The author of the psalm gives us the answer: “his heart is firm, trusting in the Lord” (Psalm 112:7). He is unafraid of bad news because he trusts in the Lord. It’s a good answer, but we could use some handles. What about the Lord did he see that steadied his shaking heart?
The righteous man simply knew that his Lord would not let bad news have the final say. Jet-black clouds of bad news might be rolling toward him, but he knows the sunshine of God’s good news is in tow. “Light dawns in the darkness for the upright” (Psalm 112:4); he will look “in triumph on his adversaries” (Psalm 112:8). As this man traced God’s providence in the stories of Scripture, he saw a pattern emerge: God brings good news to his burdened people as surely as he brings sunshine after rain.
So Joseph’s painful imprisonment gives way to an appointment as prime minister. Job’s misery simmers for thirty-some chapters, then breaks forth into a new family and fortune. The Baptist’s beheading transfers him from prison to paradise. And the bad news of Good Friday entombs the Son of God, only to have the stone roll away on Easter morning. Jesus himself was cast down dead in the dirt like a grain of wheat — and the world still cannot restrain the fruit from that death (John 12:24). Our good-news God gives “a beautiful headdress instead of ashes, the oil of gladness instead of mourning, the garment of praise instead of a faint spirit” (Isaiah 61:3).
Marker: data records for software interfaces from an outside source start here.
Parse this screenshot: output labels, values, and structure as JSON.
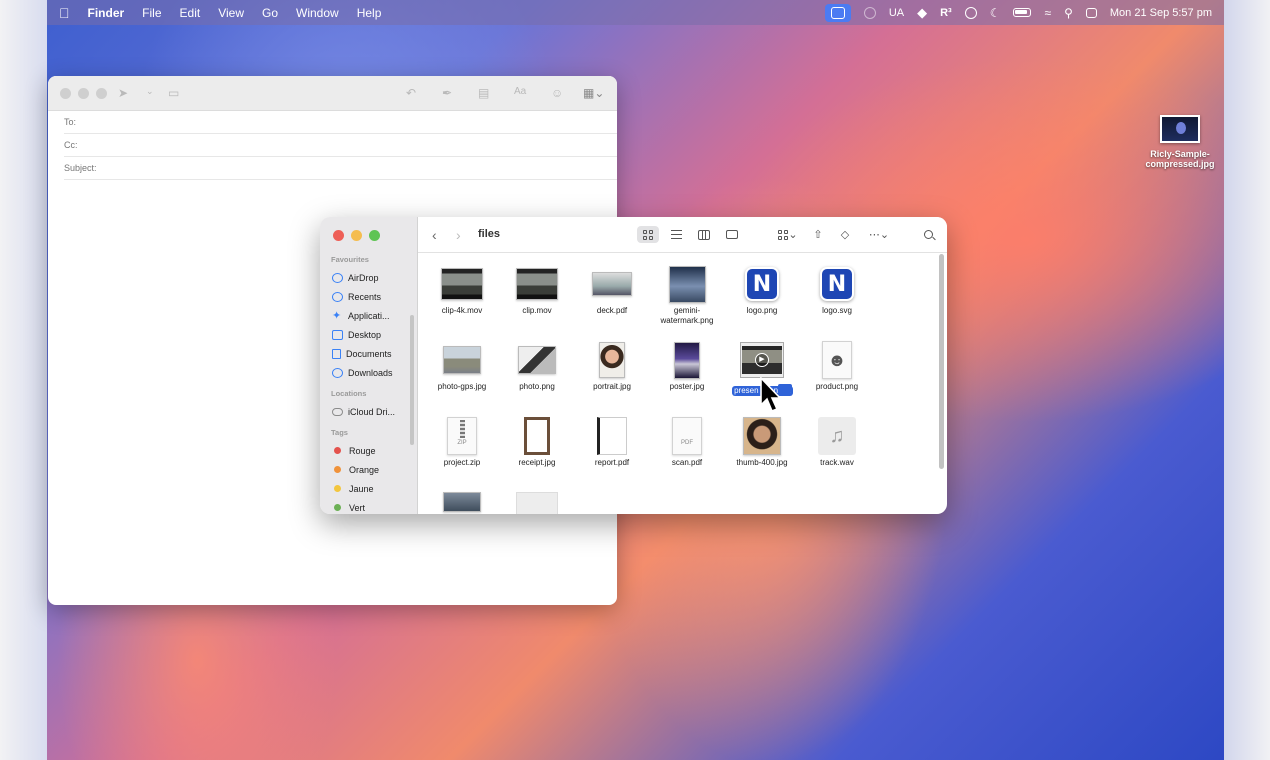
{
  "menubar": {
    "apple": "",
    "app": "Finder",
    "menus": [
      "File",
      "Edit",
      "View",
      "Go",
      "Window",
      "Help"
    ],
    "status": {
      "keyboard": "UA",
      "r_icon": "R³",
      "datetime": "Mon 21 Sep  5:57 pm"
    }
  },
  "desktop": {
    "file_name": "Ricly-Sample-compressed.jpg"
  },
  "mail": {
    "to_label": "To:",
    "cc_label": "Cc:",
    "subject_label": "Subject:"
  },
  "finder": {
    "title": "files",
    "sidebar": {
      "favourites_label": "Favourites",
      "favourites": [
        "AirDrop",
        "Recents",
        "Applicati...",
        "Desktop",
        "Documents",
        "Downloads"
      ],
      "locations_label": "Locations",
      "locations": [
        "iCloud Dri..."
      ],
      "tags_label": "Tags",
      "tags": [
        {
          "name": "Rouge",
          "color": "#e4524d"
        },
        {
          "name": "Orange",
          "color": "#f0923a"
        },
        {
          "name": "Jaune",
          "color": "#f3c63e"
        },
        {
          "name": "Vert",
          "color": "#6cb055"
        }
      ]
    },
    "files": [
      {
        "name": "clip-4k.mov"
      },
      {
        "name": "clip.mov"
      },
      {
        "name": "deck.pdf"
      },
      {
        "name": "gemini-watermark.png"
      },
      {
        "name": "logo.png"
      },
      {
        "name": "logo.svg"
      },
      {
        "name": "photo-gps.jpg"
      },
      {
        "name": "photo.png"
      },
      {
        "name": "portrait.jpg"
      },
      {
        "name": "poster.jpg"
      },
      {
        "name": "presentation-4k.mov"
      },
      {
        "name": "product.png"
      },
      {
        "name": "project.zip"
      },
      {
        "name": "receipt.jpg"
      },
      {
        "name": "report.pdf"
      },
      {
        "name": "scan.pdf"
      },
      {
        "name": "thumb-400.jpg"
      },
      {
        "name": "track.wav"
      }
    ],
    "selected_label_part1": "presen",
    "selected_label_part2": "tion-4k.",
    "file_types": {
      "zip": "ZIP",
      "pdf": "PDF"
    }
  }
}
It’s not that the ashes, mourning, and faint spirit aren’t real. They are — as real as Jesus’s tomb. But like the tomb, they’re also temporary. You may lie battered in a tomb of bad news for three days, or for a stretch of miserable months, or even for many sorrowful years. But Sunday is always coming, and God will exchange your death for resurrection.
Set it down as a theological axiom: for all who are in Christ, bad news prepares the way for good news.
Sing in the Rain
Our reflex may be to raise our self-protective walls, choosing cynicism, apathy, isolation, and a host of other building materials to shield us from the pain. But anyone who has sought refuge that way knows it’s no escape. The raindrops of bad news fall with enough regularity to wear through any shelter.
Our other option is to link arms with the man of Psalm 112, standing with him as he overlooks the vista of biblical history and sees God pierce the clouds of his people’s anguish. We will own his realism, on the one hand, and affirm that bad news is coming. But we also will share his trust in the Lord — the same Lord who turned a cross into good news of great joy (Luke 2:10).
When that sort of God is for you, you can see the storm approaching and stand unafraid.
More than that, you can sing even in the driving rain.
This article originally appeared on Desiring God and is used with permission of the author.